Data section:
· · ·

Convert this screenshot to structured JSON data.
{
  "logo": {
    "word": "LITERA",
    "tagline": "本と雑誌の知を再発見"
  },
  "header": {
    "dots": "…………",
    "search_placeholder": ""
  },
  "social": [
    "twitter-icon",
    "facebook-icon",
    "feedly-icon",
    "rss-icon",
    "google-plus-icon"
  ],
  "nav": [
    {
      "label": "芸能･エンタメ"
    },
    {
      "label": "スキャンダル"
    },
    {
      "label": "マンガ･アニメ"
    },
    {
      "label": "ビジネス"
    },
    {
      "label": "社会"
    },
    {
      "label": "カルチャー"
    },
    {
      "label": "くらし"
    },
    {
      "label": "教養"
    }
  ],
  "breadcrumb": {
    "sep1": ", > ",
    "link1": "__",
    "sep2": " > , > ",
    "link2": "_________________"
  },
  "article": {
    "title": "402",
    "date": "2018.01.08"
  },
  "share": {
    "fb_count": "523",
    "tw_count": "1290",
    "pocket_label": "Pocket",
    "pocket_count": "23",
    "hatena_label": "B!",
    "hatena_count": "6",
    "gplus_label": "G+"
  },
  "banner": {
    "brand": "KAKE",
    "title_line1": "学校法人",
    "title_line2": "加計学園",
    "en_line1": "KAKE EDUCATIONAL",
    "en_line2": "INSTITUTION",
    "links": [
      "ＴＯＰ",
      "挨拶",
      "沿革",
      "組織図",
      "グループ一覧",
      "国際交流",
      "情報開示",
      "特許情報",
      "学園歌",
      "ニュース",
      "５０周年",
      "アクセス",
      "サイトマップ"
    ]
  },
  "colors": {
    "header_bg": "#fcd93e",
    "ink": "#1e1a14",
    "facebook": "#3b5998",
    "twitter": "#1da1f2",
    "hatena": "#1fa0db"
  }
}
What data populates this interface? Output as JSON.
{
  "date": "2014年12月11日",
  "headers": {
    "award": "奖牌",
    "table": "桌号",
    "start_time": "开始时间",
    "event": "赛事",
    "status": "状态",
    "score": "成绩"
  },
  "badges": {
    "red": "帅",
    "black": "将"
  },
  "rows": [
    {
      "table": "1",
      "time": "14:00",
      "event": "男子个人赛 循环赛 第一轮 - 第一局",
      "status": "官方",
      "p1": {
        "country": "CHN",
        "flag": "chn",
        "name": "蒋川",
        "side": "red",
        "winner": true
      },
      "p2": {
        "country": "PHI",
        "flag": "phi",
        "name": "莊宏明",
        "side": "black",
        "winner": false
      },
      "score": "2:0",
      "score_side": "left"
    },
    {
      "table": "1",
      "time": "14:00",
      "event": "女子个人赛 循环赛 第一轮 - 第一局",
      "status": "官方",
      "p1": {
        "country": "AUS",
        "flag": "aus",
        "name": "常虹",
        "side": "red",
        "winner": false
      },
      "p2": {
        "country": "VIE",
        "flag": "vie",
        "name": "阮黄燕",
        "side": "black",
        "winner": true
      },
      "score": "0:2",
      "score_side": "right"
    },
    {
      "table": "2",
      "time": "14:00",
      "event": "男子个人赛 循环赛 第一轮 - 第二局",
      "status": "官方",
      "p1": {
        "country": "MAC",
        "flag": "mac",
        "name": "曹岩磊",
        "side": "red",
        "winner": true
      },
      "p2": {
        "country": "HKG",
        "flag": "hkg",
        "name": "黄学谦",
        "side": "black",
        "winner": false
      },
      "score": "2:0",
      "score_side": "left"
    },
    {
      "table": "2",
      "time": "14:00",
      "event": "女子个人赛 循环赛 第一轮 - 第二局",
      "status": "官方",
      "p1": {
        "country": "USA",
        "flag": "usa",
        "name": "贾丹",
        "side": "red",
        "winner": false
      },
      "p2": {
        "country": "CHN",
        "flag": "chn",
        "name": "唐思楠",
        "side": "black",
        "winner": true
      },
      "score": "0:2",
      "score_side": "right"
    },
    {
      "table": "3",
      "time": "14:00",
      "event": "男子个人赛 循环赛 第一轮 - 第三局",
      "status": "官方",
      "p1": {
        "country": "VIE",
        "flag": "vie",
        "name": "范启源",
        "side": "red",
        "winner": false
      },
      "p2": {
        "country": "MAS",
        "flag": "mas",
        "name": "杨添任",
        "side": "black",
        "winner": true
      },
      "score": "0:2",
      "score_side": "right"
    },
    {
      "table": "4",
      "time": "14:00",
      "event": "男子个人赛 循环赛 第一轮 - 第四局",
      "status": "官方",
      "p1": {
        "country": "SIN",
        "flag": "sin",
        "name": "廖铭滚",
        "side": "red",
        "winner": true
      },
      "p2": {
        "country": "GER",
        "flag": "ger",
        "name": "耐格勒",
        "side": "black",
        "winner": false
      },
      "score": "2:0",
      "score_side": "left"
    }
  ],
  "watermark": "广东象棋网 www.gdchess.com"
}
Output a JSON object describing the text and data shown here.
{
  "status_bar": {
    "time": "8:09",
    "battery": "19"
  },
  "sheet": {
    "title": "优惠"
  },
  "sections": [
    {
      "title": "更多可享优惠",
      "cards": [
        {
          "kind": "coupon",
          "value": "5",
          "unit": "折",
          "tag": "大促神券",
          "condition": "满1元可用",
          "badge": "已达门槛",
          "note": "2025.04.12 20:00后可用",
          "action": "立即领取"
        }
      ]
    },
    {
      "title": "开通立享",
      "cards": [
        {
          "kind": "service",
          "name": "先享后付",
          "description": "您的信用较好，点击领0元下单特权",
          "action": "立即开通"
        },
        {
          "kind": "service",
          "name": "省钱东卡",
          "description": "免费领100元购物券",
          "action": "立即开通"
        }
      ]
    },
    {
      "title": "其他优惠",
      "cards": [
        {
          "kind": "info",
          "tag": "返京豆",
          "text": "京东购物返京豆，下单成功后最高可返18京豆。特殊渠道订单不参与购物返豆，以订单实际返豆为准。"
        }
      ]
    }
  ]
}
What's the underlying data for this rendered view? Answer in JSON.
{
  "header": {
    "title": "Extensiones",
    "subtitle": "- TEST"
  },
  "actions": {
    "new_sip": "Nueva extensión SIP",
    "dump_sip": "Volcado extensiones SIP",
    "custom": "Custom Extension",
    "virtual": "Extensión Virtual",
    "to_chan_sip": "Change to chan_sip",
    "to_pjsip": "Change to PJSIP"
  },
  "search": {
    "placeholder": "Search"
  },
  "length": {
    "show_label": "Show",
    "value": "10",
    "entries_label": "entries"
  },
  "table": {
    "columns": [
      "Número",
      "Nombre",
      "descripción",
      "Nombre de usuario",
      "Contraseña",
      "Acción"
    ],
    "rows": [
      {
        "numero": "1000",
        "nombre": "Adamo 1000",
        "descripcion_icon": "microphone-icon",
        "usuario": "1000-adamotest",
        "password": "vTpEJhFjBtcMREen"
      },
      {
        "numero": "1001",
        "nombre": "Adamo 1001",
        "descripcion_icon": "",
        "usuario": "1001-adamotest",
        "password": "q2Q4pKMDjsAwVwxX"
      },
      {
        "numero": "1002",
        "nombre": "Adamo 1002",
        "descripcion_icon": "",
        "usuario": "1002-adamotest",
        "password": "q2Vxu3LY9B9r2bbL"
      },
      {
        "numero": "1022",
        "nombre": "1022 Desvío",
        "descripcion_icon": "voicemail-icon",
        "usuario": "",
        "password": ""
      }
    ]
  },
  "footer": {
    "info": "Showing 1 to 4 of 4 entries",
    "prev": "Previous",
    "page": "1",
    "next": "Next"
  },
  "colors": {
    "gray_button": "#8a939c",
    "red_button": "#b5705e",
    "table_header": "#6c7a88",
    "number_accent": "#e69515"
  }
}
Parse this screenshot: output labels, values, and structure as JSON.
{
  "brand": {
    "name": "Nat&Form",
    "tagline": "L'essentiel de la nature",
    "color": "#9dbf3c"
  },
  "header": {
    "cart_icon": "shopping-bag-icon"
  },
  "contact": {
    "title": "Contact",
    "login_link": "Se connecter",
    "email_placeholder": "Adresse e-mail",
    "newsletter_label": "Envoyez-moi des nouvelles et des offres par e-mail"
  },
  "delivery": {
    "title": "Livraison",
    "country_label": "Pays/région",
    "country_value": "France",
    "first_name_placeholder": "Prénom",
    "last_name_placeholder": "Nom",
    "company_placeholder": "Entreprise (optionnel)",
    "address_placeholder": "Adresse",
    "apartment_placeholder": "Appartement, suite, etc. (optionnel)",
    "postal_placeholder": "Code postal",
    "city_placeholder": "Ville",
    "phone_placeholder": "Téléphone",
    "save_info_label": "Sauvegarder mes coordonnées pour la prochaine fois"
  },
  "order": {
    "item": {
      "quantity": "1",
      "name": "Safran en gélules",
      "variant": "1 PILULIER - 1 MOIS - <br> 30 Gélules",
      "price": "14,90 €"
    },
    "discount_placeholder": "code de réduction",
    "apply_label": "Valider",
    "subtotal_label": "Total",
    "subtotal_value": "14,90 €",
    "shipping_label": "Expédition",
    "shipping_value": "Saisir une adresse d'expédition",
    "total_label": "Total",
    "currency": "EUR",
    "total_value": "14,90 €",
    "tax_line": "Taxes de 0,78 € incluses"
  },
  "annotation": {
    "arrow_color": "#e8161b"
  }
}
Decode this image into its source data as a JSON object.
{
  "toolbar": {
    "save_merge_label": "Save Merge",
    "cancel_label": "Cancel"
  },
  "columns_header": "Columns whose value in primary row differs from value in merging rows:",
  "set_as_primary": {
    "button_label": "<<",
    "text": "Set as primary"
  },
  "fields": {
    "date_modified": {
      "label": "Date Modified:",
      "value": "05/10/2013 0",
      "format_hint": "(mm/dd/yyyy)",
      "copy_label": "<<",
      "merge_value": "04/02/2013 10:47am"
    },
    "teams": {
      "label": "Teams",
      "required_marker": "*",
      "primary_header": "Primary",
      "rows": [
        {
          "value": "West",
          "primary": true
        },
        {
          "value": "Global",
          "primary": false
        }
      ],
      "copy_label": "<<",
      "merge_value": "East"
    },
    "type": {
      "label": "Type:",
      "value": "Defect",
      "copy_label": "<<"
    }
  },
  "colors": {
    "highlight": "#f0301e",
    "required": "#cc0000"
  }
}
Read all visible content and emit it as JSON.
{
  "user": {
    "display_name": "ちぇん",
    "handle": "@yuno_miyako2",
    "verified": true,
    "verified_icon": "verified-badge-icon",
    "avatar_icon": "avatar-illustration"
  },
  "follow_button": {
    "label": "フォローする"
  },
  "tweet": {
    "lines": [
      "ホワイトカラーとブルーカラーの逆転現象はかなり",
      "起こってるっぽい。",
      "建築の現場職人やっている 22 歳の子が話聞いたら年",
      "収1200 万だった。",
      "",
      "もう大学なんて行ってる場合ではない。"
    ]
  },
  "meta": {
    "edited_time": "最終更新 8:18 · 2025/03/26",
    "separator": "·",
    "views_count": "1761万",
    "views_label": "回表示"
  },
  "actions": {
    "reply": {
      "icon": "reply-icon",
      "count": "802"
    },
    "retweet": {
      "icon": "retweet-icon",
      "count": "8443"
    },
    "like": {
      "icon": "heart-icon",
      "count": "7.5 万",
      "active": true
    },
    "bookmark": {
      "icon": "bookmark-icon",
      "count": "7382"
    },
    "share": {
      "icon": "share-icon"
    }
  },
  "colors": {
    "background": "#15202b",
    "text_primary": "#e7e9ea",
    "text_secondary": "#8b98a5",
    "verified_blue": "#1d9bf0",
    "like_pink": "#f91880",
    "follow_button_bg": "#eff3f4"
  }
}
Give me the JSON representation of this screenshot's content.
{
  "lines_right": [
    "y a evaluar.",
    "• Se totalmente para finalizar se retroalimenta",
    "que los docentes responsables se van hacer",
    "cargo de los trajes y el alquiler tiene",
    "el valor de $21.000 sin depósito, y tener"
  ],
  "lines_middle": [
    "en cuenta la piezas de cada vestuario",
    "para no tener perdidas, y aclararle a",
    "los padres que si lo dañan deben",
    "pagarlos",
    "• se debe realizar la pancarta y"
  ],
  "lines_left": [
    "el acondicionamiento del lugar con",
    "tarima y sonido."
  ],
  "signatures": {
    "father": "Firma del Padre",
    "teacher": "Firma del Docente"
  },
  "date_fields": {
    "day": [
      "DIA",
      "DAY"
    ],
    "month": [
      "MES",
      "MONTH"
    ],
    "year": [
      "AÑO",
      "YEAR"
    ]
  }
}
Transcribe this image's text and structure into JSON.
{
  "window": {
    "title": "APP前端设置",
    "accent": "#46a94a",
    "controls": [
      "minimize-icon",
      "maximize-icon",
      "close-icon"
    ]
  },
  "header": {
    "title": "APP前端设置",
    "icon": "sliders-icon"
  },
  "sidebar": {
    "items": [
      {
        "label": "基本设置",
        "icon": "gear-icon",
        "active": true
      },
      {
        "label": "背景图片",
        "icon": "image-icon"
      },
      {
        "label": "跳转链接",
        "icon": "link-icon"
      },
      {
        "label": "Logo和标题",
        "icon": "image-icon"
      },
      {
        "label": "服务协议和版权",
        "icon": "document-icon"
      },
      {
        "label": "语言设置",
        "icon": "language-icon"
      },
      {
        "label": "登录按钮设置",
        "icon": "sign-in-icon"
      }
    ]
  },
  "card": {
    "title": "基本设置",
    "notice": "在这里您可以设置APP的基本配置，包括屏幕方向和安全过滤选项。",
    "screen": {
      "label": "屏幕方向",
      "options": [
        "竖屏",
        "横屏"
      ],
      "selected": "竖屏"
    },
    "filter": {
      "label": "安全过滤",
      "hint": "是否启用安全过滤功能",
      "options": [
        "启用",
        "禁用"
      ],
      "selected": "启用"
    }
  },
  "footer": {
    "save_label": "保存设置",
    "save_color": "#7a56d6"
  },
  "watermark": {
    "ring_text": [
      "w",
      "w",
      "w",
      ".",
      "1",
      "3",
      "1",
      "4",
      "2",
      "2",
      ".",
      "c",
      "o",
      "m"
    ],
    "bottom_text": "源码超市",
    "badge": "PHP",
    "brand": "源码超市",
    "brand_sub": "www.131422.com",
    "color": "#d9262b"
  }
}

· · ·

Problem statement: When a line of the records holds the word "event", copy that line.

Written response:
    "event": "赛事",
      "event": "男子个人赛 循环赛 第一轮 - 第一局",
      "event": "女子个人赛 循环赛 第一轮 - 第一局",
      "event": "男子个人赛 循环赛 第一轮 - 第二局",
      "event": "女子个人赛 循环赛 第一轮 - 第二局",
      "event": "男子个人赛 循环赛 第一轮 - 第三局",
      "event": "男子个人赛 循环赛 第一轮 - 第四局",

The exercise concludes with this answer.